Extracted information:
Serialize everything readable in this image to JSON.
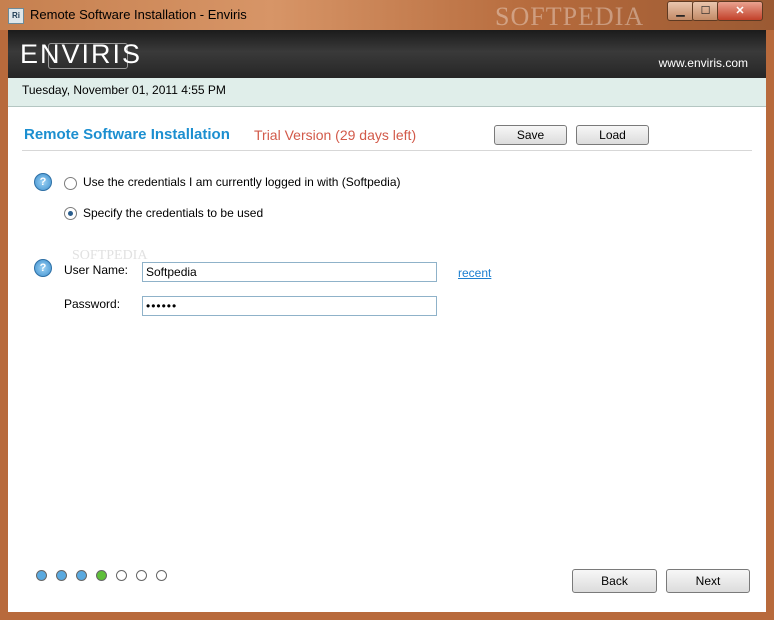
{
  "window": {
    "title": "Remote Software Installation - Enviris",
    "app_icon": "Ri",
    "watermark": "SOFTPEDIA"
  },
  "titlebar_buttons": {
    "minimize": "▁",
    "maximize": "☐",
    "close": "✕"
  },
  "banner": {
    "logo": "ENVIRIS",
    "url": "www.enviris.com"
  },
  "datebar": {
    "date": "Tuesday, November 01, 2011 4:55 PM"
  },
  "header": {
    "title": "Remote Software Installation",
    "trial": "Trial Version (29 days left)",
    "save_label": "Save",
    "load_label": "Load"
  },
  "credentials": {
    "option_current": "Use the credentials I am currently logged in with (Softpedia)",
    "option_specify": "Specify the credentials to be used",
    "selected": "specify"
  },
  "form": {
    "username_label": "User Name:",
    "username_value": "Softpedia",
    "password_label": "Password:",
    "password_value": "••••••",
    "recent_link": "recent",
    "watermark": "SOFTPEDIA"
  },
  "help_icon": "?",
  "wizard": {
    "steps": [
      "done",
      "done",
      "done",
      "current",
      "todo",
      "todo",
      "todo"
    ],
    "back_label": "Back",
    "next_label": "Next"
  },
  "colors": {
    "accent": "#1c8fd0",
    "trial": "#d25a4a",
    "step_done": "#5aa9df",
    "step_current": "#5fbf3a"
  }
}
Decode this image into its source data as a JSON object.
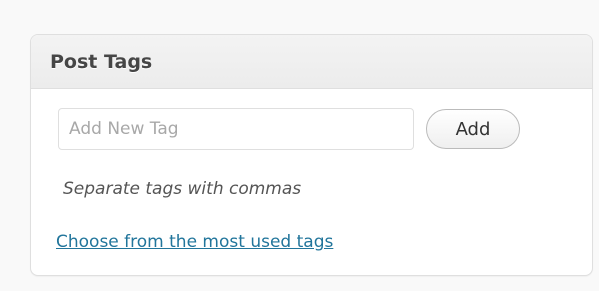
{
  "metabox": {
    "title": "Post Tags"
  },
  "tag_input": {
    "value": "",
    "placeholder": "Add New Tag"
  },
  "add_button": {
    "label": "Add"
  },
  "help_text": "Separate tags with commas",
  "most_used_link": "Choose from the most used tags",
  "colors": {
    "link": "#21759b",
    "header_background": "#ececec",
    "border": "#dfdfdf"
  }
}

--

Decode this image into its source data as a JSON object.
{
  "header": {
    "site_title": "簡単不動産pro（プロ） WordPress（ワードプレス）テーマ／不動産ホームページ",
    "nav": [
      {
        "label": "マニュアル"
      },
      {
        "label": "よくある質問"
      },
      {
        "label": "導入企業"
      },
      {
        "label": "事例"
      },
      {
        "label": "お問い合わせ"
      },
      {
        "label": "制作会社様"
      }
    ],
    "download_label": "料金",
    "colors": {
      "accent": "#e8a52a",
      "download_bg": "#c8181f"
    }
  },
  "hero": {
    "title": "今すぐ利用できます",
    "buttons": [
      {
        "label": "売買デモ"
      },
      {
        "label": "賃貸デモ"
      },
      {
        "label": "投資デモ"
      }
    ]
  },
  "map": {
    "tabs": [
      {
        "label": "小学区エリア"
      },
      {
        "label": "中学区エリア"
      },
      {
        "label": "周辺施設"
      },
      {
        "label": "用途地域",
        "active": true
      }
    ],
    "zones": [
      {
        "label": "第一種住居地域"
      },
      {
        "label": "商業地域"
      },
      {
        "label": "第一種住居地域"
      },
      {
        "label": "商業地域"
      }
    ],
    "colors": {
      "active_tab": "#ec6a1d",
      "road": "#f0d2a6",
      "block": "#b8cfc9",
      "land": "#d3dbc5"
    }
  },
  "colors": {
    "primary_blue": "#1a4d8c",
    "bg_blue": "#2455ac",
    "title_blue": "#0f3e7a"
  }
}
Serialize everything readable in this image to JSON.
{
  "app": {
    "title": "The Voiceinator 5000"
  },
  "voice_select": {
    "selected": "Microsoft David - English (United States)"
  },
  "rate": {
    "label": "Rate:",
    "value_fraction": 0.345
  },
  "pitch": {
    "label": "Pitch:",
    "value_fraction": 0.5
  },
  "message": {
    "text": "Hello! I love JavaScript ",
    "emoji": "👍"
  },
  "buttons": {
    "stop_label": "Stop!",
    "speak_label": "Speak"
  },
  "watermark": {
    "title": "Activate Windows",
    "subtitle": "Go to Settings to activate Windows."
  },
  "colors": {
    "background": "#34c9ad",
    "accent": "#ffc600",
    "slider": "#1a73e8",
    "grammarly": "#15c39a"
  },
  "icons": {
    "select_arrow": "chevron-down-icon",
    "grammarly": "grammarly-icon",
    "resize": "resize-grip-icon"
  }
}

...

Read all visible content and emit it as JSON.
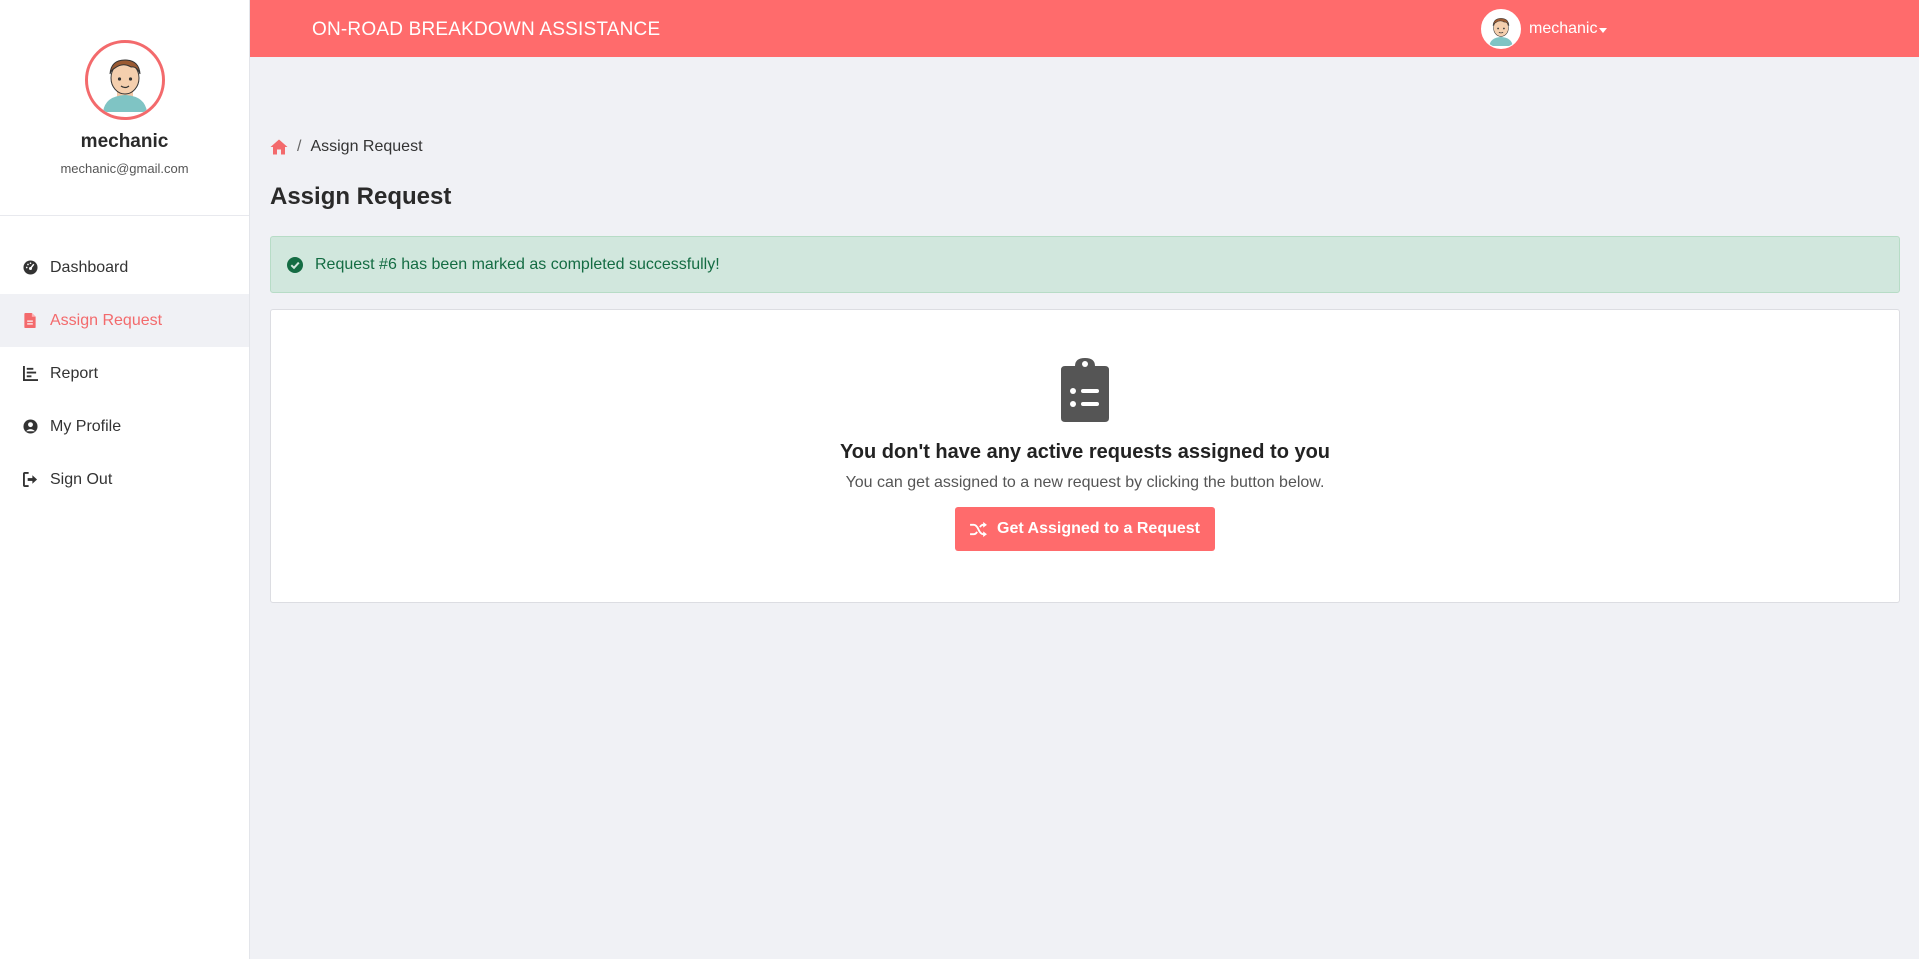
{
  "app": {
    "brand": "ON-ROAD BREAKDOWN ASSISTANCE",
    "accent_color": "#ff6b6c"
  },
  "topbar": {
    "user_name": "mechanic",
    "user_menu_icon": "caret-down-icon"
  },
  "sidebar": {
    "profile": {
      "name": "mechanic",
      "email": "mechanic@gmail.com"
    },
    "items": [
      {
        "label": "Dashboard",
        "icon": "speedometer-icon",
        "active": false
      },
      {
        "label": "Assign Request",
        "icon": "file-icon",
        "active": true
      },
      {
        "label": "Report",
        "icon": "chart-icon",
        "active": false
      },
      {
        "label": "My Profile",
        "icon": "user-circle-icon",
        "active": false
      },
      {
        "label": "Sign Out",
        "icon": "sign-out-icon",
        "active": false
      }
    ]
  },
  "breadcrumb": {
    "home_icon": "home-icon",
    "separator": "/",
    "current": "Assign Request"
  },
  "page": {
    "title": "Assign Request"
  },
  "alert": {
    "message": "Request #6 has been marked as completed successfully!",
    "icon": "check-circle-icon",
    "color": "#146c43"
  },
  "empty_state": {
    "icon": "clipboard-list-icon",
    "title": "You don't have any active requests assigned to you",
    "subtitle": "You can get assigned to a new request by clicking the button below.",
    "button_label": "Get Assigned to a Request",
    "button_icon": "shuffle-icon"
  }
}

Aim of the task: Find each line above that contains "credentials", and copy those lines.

Exercise response:
  "credentials": {
    "option_current": "Use the credentials I am currently logged in with (Softpedia)",
    "option_specify": "Specify the credentials to be used",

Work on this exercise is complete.